Last week, JWI supporters attended the D.C. premiere of Roe at Arena Stage. The production explored the history of the landmark Supreme Court case, and the ongoing battle for safe, affordable, and accessible abortion care.
by Lauren Landau
“Jane Roe is dead, but Norma McCorvey lives!” Pastor Flip Benham as played by actor Jim Abele exclaims. A week after seeing his performance in Lisa Loomer’s Roe at Washington, D.C.’s Arena Stage, that statement is no longer true.
Norma McCorvey, the plaintiff in the 1973 Supreme Court case Roe v. Wade, died February 18th at 69 years old. Her legacy is better known than her personal story. The latter may surprise theatergoers and abortion-rights activists alike: McCorvey never sought to legalize abortion access for all women.
A single woman without money or interest in having a child, McCorvey had already carried two previous pregnancies to term, adopting out both children—one to her mother and one through a closed adoption. This time, she wanted to terminate the pregnancy.
Lawyers Sarah Weddington and Linda Coffee took her case, though the decision came much too late for McCorvey to secure an abortion. Instead, she unwittingly paved the way for other women to make the choice she legally could not. Known only as “Jane Roe,” McCorvey later revealed her identity and became an abortion-rights activist. In her 1994 autobiography I Am Roe, she also revealed that she was a lesbian.
In Roe, audience members watch Roe and her partner, Connie Gonzalez, work on the frontlines at an abortion-care clinic. There, a feisty and foul-mouthed McCorvey deals with the clinic’s new neighbors, a pro-life organization that aims to undercut the work of the clinic next door.
The anti-choice protesters scare off women seeking care, including one (played by Gina Daniels) who previously told clinic workers her husband would literally kill her if he discovered she was pregnant. Incredibly, McCorvey’s anger and frustration with the neighbors shifts dramatically and she shocks the country by converting to Christianity and becoming an outspoken pro-lifer.
Understandably McCorvey’s transformation made headlines. It also created headaches for members of the pro-choice movement.
Roe provides both entertainment and a history lesson, particularly for those who were born into a world with federally legalized abortion access. Of course, just because the Supreme Court made it so in 1973 does not mean the matter is settled or that the fight is over. The play also served as a sobering reminder of the ongoing struggle for safe, affordable, accessible abortion care.
“I just want to shake them,” Weddington, as played by Sarah Jane Agnew, says in Roe. The character is talking about her law school students, who did not appreciate their freedoms or the delicate balance that keeps them in place.
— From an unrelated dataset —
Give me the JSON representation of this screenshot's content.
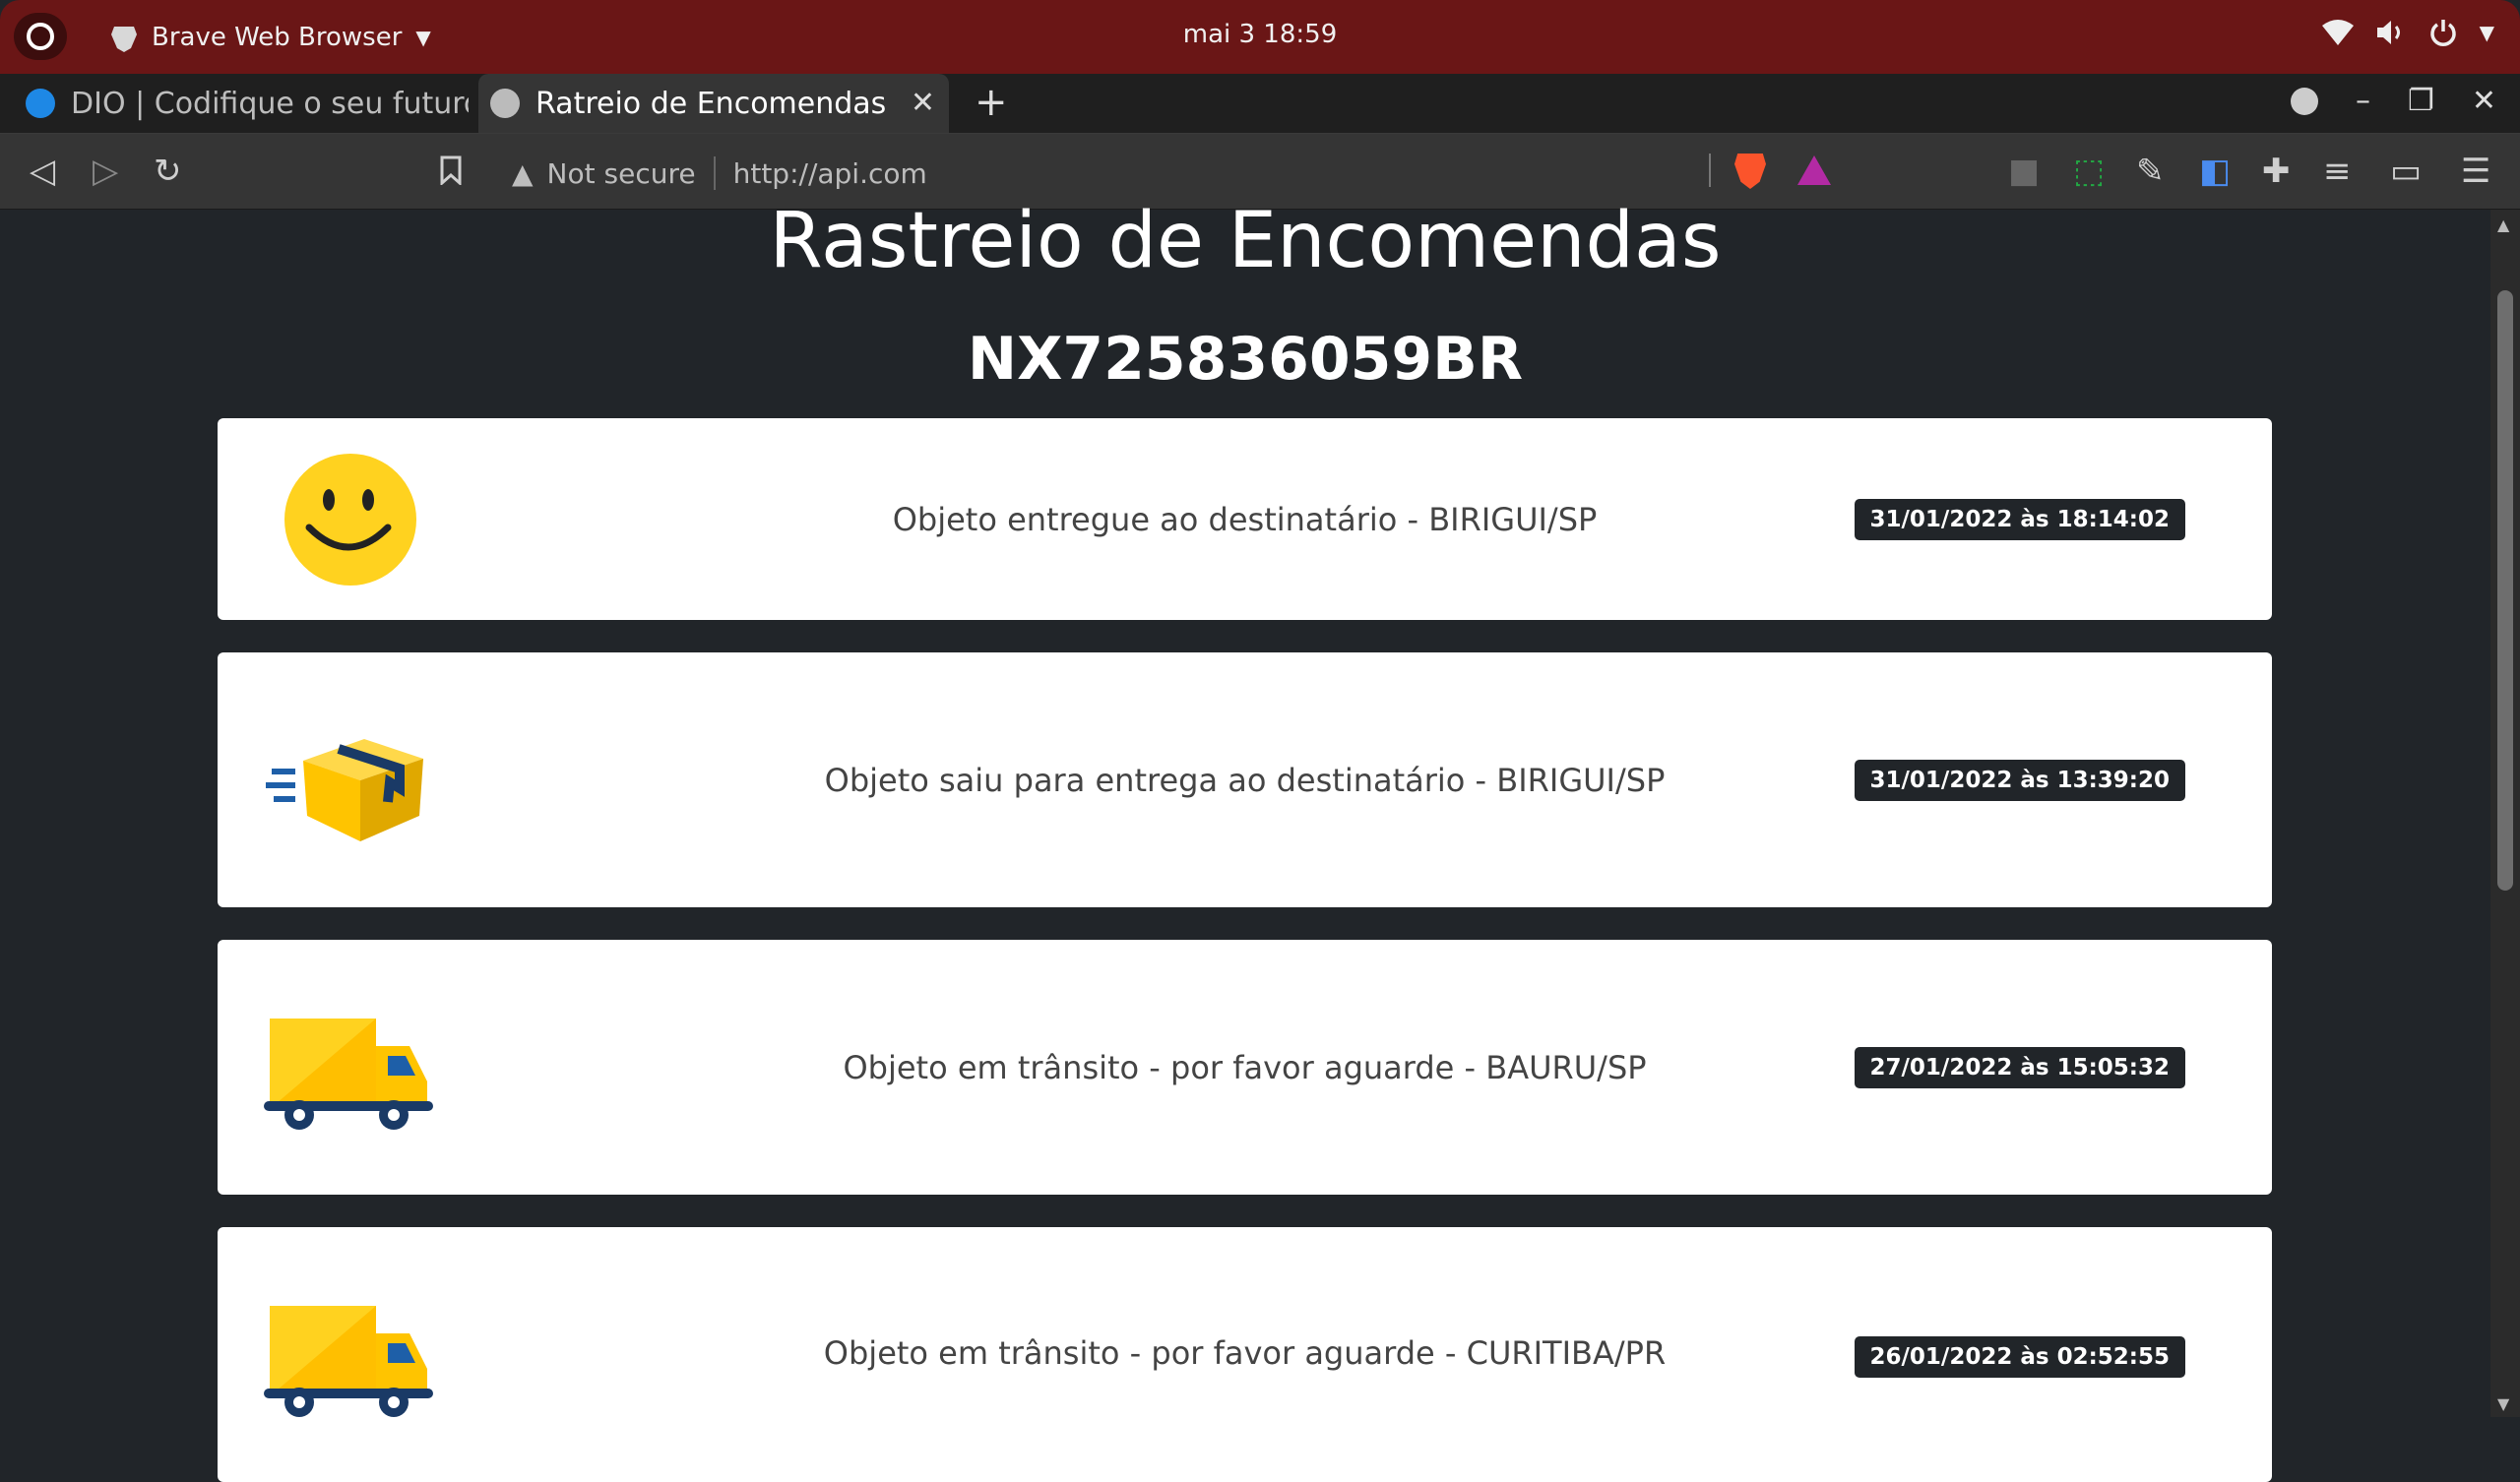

Her frustration was shared by theater patrons who remember what life was like before the landmark case.
During a post-performance Q&A with cast members Kenya Alexander (Roxanne), Sara Bruner (Norma McCorvey), and Catherine Castellanos (Ofelia/Connie Gonzalez), a member of the audience who identified herself as a nearly-70-year-old lawyer reflected on the days before Roe became law. “Kids would come into our store, and we would call an ambulance because of a faulty abortion,” she said, recalling incidents when as a young person she worked in her parent’s bakery-deli in Kansas City. “And I think to myself this is so visceral.”
The production highlighted the many legal, logistical, emotional, and financial hurdles women face today when looking to terminate a pregnancy. As the character Roxanne, Alexander sat in the audience throughout the production before standing up in modern clothing and describing the difficulties she faced in her attempts to terminate a pregnancy. From road trips to loss of wages due to time off to medical costs to burdensome state laws that tied doctors’ hands, she was exhausted, broke, completely confused, and still pregnant. She asks, in lines, how it’s possible that abortion is legal, but she can’t get one.
“It’s kind of shocking that we’re still having this discussion,” one self-identified millennial said during the Q&A.
Alexander said the election of President Donald Trump changed how she viewed the production and the context in which she delivered her lines. When she first landed the role, the play seemed celebratory and like a history lesson on some long-settled dispute. “And then the election happened and new justices are being appointed and so now it’s become very scary doing it for me every night,” she said during the Q&A.
“I feel it [now] in a different way,” she said. “We are in scary times and this is now my reality, where it wasn’t before.”
Bruner also said her take on the play was deeply affected by the election. She was part of the original cast for the world premiere production at last year’s Oregon Shakespeare Festival and, at the time, took things for granted and viewed the show as a celebration. “And then post-election it changed so drastically,” she said. The cast was on break then, and returned to rehearsals with an entirely new world view.
“Everything has changed so the play feels to me more like a battle cry,” she said. “The play feels like a continuation of the Women’s March to me. It feels like some way that I can participate aside from going to protests and emailing and calling. It’s another form of voice that I’m very grateful to have right now because I’m so full of things to say.”
On stage, in town halls, and across the country, pro-choice advocates will need to continue to raise their voices. Norma McCorvey is dead, but Jane Roe must survive.